"The weeks ahead will be the hardest yet but I really do believe that we are entering the last phase of the struggle.”

JANUARY 26 2021: ‘WE DID EVERYTHING WE COULD,’ SAYS PM AS UK SURPASSES 100,000 DEATHS

The UK hits 100,000 deaths from the virus, doubling its 50,000 death toll in November in just 76 days.

Boris Johnson offered his "deepest condolences to everyone who's lost a loved one: fathers and mothers, brothers and sisters, sons and daughters, and the many grandparents who have been taken."

He added: "I think on this day I should just really repeat that I am deeply sorry for every life that has been lost and, of course, as I was Prime Minister I take full responsibility for everything that the government has done."

FEBRUARY 1 2021: SHEFFIELD RECORDS 1,000 DEATHS

Today Sheffield joined Leeds and Bradford in a ‘terrible and tragic’ milestone of 1,000 deaths from the virus.

Leeds had the highest number of registered Covid deaths at 1,303, followed by Sheffield at 1,014 and Bradford at 1,001 as of 15 January, according to the Office for National Statistics.

The leader of Sheffield City Council, Councillor Bob Johnson, paid tribute to the city’s victims: “Every death associated with Covid-19 is one death too many and reaching 1,000 deaths is a terrible and tragic milestone for Sheffield.

"This deadly disease has brought heartbreak and pain to so many and I want to send my deepest condolences to everyone who has lost a loved one since the start of this pandemic.”

Read the full story here.

WHAT COMES NEXT?

Across the world, there have now been 104 million cases of coronavirus and 2.2m people have died.

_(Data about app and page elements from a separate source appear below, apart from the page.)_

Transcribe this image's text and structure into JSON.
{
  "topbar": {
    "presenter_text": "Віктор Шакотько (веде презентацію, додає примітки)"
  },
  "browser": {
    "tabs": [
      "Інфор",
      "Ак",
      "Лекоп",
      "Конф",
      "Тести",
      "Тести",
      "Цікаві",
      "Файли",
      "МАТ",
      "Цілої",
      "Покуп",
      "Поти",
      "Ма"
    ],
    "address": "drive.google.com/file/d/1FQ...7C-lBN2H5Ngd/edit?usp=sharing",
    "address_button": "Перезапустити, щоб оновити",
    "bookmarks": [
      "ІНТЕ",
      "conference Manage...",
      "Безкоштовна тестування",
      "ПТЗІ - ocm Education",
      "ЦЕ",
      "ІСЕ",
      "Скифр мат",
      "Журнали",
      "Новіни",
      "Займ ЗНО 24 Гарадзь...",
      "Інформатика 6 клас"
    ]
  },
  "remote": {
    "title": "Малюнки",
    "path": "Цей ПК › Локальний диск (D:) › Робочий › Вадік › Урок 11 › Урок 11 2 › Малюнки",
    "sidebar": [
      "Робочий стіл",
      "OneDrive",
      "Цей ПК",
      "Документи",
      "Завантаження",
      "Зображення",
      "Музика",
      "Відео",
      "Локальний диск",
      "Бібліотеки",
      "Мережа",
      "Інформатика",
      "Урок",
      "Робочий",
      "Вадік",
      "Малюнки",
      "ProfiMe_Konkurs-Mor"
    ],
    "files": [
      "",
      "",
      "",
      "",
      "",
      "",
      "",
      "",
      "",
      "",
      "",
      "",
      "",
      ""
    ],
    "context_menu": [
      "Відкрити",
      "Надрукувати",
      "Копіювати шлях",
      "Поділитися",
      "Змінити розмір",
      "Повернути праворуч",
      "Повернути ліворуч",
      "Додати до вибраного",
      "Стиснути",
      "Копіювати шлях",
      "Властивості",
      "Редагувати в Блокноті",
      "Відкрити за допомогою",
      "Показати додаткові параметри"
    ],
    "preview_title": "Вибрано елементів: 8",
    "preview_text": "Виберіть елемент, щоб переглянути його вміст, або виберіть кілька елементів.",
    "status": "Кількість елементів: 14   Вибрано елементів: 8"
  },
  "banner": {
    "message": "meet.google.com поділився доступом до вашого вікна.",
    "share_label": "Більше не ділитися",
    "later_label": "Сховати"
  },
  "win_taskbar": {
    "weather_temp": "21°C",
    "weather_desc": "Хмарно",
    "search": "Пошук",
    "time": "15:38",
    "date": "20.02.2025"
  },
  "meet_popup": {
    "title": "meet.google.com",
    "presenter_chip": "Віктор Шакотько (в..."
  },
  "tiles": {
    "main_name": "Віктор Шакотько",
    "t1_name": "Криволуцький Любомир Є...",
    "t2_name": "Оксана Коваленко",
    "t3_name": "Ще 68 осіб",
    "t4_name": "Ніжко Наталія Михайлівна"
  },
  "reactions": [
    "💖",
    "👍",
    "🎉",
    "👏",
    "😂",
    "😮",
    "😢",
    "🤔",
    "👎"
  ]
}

Britain has the fifth-highest number of cases of any country in the world with a reported 3.8 million cases since the start of the pandemic.

But Boris Johnson has said he is "optimistic" people will be able to enjoy a summer holiday this year- if the virus is kept under control.

The PM has indicated the tier-system could be ditched in favour of a more national approach when lockdown ends, but more will no doubt be revealed during the upcoming review on February 22.

In these confusing and worrying times, local journalism is more vital than ever. Thanks to everyone who helps us ask the questions that matter by taking out a digital subscription or buying a paper. We stand together. Nancy Fielder, editor.

People walk past graffiti street art praising the workers of the NHS and other key workers in Sheffield (Photo by LINDSEY PARNABY/AFP via Getty Images)
Anthony Moore receives the Covid-19 vaccine at the Northern General Hospital.